## [WHAT THE TASK ASKS]
Find every line of the listing below where "para" appears, and copy it.

## [RECORDS TO PROCESS]
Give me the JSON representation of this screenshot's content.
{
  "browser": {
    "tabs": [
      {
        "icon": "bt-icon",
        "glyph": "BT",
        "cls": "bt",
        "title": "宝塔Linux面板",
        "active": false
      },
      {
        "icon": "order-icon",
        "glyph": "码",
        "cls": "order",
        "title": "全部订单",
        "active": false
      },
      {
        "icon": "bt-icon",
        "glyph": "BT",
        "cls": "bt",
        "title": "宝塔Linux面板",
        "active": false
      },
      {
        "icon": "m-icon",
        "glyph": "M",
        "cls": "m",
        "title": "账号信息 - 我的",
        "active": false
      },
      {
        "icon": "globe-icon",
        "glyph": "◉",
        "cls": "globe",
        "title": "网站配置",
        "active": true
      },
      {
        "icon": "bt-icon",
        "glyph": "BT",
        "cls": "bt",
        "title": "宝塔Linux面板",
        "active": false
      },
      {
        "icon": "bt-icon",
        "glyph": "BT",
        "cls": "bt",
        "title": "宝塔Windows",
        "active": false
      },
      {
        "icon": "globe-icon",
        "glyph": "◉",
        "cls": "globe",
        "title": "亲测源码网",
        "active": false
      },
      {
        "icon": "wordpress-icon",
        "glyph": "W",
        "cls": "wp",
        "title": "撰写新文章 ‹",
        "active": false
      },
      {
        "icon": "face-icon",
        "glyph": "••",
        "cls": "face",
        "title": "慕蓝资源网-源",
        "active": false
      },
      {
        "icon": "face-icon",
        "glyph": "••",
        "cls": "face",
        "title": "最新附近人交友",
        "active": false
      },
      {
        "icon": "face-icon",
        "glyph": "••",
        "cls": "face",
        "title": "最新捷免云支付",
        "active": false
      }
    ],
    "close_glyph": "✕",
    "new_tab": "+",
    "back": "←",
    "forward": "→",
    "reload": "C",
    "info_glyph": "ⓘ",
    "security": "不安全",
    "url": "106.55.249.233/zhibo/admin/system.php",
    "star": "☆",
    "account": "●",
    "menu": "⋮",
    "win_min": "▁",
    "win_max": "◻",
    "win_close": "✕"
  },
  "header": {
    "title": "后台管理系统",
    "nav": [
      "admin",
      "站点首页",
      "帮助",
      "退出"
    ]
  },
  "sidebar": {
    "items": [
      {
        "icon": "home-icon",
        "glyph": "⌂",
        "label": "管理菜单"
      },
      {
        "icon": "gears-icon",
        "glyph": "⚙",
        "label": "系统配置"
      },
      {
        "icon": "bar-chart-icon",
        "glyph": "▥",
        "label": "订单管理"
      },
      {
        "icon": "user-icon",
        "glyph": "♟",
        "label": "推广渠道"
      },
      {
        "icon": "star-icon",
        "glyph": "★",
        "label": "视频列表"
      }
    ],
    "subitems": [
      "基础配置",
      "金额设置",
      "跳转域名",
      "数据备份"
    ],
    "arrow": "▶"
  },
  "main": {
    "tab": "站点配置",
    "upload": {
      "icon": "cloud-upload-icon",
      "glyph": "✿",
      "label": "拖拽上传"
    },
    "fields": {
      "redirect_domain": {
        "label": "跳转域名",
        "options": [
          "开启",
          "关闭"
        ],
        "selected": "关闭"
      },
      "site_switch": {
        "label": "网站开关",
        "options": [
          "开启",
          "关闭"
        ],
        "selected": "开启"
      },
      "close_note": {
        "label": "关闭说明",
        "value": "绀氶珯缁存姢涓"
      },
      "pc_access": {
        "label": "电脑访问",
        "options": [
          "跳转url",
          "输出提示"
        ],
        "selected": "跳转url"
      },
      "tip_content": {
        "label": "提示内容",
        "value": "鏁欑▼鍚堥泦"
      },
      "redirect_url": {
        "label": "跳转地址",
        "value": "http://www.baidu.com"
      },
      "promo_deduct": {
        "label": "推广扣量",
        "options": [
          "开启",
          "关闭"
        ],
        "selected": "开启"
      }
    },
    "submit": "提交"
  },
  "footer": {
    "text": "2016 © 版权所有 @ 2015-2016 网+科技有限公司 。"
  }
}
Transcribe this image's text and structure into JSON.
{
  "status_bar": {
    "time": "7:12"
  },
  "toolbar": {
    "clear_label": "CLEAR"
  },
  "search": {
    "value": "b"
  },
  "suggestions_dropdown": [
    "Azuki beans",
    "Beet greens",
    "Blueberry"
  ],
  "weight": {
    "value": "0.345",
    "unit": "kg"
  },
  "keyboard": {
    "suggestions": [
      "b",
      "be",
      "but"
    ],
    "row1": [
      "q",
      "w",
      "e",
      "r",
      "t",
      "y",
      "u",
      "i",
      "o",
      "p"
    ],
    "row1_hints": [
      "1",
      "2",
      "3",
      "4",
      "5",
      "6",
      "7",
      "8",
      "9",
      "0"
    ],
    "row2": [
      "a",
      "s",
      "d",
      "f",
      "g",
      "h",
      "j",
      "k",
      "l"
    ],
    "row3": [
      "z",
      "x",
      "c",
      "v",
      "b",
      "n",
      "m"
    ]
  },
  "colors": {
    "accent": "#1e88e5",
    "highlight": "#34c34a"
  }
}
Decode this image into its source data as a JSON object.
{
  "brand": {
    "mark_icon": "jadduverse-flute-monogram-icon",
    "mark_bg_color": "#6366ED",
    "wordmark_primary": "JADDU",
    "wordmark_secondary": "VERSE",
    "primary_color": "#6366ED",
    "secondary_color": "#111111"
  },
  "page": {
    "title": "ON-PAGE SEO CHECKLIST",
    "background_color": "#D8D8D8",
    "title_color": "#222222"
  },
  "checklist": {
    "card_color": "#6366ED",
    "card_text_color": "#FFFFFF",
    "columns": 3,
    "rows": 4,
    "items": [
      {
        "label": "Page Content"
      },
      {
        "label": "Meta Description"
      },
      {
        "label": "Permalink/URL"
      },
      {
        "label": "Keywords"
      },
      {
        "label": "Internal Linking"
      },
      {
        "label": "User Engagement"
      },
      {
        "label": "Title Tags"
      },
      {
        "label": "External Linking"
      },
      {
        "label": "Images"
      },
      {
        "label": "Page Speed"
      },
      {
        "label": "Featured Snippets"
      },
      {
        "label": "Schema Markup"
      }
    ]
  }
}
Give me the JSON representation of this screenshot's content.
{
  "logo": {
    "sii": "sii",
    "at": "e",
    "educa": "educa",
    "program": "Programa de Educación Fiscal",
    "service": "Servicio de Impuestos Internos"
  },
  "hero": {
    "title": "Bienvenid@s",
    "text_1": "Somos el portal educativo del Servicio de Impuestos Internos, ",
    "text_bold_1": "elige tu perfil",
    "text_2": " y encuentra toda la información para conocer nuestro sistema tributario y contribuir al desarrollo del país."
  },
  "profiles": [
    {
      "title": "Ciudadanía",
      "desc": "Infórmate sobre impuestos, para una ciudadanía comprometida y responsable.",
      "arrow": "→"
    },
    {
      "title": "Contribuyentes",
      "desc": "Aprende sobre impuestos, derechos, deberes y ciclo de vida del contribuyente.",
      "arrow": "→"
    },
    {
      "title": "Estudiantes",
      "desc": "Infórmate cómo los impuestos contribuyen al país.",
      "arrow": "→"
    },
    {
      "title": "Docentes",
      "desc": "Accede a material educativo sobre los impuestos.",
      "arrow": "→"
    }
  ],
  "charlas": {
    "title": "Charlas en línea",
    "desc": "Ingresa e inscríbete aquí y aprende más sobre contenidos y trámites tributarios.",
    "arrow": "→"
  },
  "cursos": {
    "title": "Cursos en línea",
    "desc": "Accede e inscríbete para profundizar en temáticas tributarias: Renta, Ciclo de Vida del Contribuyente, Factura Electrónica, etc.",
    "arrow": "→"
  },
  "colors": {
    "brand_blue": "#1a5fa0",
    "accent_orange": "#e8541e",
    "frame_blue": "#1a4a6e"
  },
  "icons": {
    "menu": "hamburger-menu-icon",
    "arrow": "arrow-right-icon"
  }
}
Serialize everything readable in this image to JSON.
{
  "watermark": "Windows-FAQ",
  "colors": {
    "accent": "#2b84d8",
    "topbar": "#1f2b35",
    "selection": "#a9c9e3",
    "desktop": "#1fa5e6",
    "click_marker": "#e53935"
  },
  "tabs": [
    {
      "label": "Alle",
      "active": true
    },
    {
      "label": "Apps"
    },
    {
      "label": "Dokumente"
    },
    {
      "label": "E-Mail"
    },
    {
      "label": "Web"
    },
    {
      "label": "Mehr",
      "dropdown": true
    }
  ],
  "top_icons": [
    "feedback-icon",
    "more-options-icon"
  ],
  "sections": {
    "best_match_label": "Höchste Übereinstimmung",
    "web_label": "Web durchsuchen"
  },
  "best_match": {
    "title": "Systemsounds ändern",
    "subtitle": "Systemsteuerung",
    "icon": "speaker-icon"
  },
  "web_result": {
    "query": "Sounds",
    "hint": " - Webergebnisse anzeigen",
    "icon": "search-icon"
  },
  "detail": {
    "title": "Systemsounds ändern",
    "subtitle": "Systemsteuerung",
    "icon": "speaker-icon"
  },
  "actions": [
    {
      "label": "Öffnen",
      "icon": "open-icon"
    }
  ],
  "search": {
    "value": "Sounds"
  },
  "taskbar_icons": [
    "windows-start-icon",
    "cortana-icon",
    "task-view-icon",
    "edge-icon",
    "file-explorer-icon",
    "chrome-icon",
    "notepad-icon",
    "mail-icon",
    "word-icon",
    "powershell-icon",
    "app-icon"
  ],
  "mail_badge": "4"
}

## [ANSWER SPACE]
    "text_2": " y encuentra toda la información para conocer nuestro sistema tributario y contribuir al desarrollo del país."
      "desc": "Infórmate sobre impuestos, para una ciudadanía comprometida y responsable.",
    "desc": "Accede e inscríbete para profundizar en temáticas tributarias: Renta, Ciclo de Vida del Contribuyente, Factura Electrónica, etc.",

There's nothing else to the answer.